Yelping is a generic turkey call of the wild turkey. The three best-known yelping calls are the tree yelp, lost yelp and plain yelp. We can separate and name those yelping calls based on their functions, but there are a few yelping examples we cannot distinguish by sound alone. The difference is only because of the context in which they are used. Tree yelps are soft yelps made on the roost as turkeys awaken in the morning.
The lost yelp is a loud yelping call used for assembly by turkeys separated from their flocks. A plain yelp is usually louder than a tree yelp but not as loud as a lost yelp. Tree yelp: The tree yelp is the briefest of the yelping calls; a three- to five-note series of yelps given as a flock awakens in the morning on the roost. The call has a nasal quality because it is made with the turkey's bill closed or nearly so.
The message conveyed by a tree yelp is, “I'm here, are you still there?” Sometimes, every turkey in the flock will answer the roll call with a brief, soft yelp. Bona fide tree yelps cannot be heard far beyond the roosting area, but when tree yelping gives way to louder yelping, much of the vocabulary of the wild turkey can be heard at the roost before the flock flies down. You can hear those calls if you listen closely.
Lost yelp: The typical lost yelp is longer than a plain yelp, with one to 20 or more notes. Lost yelping by hens is often raspy. The louder and longer notes and the greater volume and longer calling series sometimes give the impression of desperation by the caller. A good model would be six to 10 very loud yelps at the same pitch in a steady rhythm. Lost yelping by an adult gobbler is lower-pitched and of slower rhythm than lost yelping by a hen.
The gobbler's yelping has a hollow character and is seldom raspy. Lost yelping has excellent direction-finding qualities and is used by adult and older young turkeys to assemble after being separated from the flock. The call is useful in fall hunting to call turkeys after a flock has been scattered or to attract the interest of any turkey in the woods that's seeking company. It's equally useful in spring hunting because loud calling can be heard farther than softer calls, and gobblers consider lost hens as sexually appealing as they do hens that aren't lost.
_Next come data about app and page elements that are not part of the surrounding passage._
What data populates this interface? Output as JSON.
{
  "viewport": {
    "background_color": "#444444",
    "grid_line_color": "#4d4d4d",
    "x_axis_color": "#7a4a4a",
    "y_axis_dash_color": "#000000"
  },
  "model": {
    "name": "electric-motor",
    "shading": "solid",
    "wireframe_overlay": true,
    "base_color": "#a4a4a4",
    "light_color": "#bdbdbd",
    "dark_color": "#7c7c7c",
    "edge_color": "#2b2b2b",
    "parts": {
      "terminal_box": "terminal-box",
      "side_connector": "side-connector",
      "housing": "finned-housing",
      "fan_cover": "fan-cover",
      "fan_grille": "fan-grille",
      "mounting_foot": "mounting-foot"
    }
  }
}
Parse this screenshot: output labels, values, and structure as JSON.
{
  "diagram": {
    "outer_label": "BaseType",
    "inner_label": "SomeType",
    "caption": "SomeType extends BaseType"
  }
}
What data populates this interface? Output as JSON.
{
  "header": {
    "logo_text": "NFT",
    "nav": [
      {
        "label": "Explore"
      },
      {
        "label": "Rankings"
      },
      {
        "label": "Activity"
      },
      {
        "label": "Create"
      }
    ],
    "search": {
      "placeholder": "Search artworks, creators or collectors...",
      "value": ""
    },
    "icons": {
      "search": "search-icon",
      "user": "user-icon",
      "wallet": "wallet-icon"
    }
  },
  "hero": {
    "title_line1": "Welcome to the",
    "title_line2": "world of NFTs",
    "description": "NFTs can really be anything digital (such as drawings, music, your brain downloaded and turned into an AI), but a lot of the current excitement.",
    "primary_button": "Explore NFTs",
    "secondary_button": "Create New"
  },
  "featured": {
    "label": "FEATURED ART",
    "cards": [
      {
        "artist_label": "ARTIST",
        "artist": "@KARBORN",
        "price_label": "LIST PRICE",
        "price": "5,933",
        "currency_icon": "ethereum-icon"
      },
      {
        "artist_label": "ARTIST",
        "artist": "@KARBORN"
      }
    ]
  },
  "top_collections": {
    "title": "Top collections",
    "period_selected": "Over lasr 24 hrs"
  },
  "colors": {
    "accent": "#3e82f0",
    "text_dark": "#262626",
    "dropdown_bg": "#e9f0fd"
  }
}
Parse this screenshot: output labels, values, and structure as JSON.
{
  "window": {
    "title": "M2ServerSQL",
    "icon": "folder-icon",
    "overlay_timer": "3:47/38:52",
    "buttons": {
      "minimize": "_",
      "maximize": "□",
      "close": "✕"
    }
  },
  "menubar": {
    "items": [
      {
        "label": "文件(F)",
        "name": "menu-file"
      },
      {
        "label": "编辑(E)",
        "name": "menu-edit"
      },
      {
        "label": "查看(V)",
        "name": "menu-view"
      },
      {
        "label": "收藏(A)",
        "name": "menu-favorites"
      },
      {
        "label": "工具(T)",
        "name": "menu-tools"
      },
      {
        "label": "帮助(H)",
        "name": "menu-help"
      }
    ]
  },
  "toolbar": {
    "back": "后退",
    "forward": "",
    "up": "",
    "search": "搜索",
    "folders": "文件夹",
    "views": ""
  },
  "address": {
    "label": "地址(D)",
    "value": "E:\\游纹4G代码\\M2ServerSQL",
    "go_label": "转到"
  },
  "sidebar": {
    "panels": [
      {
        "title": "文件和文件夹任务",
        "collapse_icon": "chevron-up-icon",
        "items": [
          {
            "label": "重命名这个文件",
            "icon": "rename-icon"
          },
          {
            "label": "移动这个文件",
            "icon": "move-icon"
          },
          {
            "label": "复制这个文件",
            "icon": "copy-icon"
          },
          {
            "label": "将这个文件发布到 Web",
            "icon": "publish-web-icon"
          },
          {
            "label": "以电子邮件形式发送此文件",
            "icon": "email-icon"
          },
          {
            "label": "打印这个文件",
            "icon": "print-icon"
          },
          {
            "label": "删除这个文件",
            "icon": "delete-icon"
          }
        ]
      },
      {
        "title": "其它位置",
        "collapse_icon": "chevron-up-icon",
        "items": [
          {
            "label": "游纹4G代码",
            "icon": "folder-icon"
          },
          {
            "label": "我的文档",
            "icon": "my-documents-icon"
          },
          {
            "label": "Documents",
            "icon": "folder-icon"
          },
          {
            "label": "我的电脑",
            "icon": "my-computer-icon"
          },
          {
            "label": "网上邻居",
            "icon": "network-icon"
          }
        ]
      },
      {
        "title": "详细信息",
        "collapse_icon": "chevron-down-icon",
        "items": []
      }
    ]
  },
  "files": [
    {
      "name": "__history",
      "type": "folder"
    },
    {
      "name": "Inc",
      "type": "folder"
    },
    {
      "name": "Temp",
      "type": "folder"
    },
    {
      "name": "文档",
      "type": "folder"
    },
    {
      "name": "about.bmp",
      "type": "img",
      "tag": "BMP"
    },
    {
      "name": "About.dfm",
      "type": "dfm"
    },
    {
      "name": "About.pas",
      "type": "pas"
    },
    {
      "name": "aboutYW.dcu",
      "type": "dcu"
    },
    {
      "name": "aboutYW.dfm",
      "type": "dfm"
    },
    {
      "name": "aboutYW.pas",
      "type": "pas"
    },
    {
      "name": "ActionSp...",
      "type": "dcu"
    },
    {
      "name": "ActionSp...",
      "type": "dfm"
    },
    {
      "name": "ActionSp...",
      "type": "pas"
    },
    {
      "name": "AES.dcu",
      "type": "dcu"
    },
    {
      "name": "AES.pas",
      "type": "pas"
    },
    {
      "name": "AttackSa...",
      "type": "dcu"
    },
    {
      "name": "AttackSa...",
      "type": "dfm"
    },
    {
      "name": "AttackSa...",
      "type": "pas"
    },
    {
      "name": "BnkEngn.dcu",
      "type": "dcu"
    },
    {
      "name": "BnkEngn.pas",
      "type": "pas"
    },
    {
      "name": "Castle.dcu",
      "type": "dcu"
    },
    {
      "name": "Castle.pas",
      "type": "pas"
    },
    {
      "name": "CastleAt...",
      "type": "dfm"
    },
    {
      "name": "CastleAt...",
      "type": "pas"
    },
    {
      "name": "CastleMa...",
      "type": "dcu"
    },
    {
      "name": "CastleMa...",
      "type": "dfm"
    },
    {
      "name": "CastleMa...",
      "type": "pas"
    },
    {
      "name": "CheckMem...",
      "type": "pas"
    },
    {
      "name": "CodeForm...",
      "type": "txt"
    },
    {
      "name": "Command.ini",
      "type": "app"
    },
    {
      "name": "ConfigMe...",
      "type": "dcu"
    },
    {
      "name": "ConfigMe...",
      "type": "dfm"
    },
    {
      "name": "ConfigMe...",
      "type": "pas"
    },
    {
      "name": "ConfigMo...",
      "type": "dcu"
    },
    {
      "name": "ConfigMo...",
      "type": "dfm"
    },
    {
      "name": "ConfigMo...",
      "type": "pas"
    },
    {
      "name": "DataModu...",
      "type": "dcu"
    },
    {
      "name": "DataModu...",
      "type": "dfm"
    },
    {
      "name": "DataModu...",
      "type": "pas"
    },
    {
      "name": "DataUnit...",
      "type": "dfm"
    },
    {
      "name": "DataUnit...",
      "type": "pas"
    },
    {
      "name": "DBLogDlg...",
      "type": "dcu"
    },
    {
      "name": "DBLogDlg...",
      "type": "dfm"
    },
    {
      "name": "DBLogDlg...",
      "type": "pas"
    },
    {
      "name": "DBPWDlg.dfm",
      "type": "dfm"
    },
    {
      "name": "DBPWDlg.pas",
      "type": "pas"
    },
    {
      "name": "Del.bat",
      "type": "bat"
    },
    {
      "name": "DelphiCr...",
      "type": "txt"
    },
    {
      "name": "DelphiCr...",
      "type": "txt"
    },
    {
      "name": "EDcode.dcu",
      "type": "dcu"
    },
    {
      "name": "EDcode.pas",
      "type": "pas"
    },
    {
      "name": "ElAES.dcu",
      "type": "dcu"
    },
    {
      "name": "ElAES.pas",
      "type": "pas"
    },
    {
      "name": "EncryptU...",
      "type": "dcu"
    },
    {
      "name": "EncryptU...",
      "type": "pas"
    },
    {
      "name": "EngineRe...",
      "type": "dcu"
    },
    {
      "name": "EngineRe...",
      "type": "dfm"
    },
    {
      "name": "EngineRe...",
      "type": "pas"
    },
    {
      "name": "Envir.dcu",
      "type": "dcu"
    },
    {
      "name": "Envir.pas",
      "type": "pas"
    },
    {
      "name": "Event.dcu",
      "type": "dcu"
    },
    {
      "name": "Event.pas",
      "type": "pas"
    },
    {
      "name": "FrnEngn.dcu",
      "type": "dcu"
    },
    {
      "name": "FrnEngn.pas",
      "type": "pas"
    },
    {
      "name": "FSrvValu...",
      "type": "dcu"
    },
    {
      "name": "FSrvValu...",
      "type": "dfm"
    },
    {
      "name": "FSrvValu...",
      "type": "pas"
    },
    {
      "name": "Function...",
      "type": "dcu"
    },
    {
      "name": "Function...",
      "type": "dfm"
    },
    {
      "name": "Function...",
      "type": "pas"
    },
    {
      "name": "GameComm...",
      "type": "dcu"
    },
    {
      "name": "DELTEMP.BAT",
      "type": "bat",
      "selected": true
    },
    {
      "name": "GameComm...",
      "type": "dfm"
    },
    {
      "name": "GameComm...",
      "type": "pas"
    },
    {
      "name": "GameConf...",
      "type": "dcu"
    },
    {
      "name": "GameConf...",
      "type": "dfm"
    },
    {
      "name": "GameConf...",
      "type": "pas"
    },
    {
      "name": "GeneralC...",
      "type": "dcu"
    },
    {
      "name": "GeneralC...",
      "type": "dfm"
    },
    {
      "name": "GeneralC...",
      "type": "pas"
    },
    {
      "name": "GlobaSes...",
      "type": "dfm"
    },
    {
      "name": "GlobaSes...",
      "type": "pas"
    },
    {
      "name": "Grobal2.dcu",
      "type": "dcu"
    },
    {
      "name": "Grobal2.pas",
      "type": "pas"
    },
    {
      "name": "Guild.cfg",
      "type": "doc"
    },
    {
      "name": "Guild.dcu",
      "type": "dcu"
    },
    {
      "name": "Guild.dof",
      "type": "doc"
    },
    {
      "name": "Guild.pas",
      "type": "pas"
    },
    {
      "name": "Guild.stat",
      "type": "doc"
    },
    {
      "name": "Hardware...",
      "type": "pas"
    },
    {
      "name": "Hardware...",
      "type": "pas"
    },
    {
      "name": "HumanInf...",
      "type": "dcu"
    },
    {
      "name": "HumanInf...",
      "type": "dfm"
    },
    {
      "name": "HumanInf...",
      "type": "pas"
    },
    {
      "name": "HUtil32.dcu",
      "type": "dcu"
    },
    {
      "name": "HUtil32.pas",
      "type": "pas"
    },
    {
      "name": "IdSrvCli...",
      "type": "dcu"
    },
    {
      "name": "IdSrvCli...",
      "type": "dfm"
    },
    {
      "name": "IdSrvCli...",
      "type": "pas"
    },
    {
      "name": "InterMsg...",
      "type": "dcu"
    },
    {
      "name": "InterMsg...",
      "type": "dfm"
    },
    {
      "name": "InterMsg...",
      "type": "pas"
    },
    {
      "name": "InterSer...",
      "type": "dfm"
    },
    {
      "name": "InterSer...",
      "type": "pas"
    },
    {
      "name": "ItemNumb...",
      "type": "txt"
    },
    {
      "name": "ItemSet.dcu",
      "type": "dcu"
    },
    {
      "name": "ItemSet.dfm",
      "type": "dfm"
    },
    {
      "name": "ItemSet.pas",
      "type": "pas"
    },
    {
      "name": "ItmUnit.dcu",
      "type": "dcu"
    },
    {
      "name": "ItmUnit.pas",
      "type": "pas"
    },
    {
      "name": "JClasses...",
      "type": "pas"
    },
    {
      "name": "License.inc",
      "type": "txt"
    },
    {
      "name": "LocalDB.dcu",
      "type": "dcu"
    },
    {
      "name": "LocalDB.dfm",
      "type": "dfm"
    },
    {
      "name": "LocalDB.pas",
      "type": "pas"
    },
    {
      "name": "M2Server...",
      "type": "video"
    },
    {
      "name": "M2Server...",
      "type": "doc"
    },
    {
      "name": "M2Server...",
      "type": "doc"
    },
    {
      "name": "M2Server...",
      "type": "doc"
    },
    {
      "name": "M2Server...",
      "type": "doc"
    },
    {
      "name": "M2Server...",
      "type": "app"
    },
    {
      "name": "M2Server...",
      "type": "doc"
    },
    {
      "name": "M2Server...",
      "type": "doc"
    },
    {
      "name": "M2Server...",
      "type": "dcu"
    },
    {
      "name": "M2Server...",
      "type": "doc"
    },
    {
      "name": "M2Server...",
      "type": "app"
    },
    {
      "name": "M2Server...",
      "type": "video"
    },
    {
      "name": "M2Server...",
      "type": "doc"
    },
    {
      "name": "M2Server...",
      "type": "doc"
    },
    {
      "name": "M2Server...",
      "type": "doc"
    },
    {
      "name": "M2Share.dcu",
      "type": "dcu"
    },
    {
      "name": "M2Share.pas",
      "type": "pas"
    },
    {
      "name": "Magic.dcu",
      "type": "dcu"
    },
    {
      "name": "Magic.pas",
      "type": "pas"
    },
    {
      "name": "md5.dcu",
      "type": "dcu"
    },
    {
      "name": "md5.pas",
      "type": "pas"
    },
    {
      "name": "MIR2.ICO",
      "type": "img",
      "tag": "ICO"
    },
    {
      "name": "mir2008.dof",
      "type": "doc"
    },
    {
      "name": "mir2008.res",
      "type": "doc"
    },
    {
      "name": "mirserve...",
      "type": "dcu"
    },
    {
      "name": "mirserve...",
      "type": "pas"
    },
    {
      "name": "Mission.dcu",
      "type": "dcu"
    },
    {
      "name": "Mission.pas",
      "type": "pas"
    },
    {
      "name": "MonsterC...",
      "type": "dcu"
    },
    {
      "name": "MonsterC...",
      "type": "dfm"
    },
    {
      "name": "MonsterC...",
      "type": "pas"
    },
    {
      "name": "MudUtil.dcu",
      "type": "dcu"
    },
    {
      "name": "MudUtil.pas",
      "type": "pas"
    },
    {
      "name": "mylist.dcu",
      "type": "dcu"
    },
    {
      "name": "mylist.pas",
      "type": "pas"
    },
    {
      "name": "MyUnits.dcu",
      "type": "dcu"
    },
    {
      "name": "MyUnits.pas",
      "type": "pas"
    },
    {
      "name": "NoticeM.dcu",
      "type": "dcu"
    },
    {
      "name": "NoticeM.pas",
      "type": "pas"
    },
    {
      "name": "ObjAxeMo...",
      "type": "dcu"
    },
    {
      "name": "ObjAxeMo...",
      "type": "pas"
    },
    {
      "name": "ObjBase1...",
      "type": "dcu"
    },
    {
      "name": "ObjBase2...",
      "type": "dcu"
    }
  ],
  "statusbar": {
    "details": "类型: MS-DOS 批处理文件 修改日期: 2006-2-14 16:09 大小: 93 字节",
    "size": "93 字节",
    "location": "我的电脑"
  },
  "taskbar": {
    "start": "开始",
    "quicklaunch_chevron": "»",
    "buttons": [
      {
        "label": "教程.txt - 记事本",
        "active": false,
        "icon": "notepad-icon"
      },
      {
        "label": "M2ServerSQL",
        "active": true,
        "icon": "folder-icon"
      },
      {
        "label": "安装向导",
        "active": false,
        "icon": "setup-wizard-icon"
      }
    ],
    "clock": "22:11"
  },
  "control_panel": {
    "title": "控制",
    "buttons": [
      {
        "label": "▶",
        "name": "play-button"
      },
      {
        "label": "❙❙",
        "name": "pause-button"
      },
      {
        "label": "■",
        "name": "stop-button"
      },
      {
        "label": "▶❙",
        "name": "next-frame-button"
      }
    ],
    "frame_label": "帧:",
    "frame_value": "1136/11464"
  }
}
Plain yelp: The plain yelp of the hen has been referred to as a love call, but the implication that it's a mating call is not correct. The plain yelp is used during all seasons, by both genders and all turkey age classes except poults. In the rules of turkey courtship, a sexually receptive hen goes to a gobbling male.
The notes of a typical plain yelp are evenly separated and are usually at the same pitch and intensity. A good model is four or five quick notes at moderate volume, even rhythm and reasonably high pitch. Gobblers yelp slightly slower and lower and sometimes with a hollow tonal quality. However, adult gobblers can also make very high-pitched plain yelps. Hunters should expect to hear an array of plain yelping variations, including longer renditions that begin with one or two clucks.